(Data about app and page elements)
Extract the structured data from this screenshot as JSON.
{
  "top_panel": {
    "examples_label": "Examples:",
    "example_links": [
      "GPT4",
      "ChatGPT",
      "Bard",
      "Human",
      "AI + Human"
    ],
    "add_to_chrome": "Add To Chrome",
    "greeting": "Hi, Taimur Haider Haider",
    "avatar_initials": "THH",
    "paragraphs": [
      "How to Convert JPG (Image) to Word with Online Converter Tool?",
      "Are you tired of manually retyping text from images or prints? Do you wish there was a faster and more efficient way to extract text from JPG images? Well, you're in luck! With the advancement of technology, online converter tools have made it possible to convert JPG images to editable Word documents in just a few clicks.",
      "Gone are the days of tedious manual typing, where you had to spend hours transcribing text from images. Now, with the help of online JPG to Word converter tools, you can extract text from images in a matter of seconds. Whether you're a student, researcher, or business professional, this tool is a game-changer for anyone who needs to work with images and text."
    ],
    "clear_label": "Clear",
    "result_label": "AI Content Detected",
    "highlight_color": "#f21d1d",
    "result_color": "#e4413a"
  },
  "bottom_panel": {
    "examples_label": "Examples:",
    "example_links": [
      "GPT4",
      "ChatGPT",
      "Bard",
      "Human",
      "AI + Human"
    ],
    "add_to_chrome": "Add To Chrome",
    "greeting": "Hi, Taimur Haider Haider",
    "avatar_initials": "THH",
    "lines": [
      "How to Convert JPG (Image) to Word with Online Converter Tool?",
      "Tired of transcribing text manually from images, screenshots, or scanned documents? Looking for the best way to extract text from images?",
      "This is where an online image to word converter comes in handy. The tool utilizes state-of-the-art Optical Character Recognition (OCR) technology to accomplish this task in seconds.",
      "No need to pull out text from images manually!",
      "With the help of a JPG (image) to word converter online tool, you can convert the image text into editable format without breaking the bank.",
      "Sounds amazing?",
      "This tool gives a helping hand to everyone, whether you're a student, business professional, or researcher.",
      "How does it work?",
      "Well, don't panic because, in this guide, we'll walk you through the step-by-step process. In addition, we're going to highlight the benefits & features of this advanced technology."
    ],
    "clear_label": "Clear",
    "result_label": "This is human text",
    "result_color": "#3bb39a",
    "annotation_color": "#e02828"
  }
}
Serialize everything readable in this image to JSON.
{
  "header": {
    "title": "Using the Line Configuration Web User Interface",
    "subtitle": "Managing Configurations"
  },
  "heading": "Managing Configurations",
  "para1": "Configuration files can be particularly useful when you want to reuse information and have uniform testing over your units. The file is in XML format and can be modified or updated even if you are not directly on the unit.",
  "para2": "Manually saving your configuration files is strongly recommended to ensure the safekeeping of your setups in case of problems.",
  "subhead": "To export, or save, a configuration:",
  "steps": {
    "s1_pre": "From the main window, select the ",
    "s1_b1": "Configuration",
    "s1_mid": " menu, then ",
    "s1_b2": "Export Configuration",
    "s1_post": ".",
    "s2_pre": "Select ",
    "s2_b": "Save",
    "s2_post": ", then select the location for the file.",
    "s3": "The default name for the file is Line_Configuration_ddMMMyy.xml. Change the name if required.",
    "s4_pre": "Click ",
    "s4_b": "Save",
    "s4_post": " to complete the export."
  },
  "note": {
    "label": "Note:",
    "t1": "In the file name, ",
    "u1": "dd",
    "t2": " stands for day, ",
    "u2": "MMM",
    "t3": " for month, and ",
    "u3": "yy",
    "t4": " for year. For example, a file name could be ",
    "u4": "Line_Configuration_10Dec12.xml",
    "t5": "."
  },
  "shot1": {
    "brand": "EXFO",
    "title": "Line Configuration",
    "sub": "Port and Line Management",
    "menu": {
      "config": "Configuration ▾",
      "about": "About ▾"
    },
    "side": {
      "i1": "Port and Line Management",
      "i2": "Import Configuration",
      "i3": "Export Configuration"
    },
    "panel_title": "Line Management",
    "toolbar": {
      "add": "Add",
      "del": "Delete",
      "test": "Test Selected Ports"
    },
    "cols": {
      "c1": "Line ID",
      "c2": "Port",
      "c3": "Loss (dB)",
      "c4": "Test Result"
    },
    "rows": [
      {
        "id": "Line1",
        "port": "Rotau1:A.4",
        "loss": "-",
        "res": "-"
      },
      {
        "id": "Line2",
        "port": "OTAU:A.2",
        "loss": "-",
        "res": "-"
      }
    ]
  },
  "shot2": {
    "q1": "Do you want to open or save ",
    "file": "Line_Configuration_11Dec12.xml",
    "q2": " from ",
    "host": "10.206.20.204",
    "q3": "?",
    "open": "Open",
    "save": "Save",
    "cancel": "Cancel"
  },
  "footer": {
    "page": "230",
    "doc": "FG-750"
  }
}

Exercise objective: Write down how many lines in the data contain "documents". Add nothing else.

Output of the exercise: 2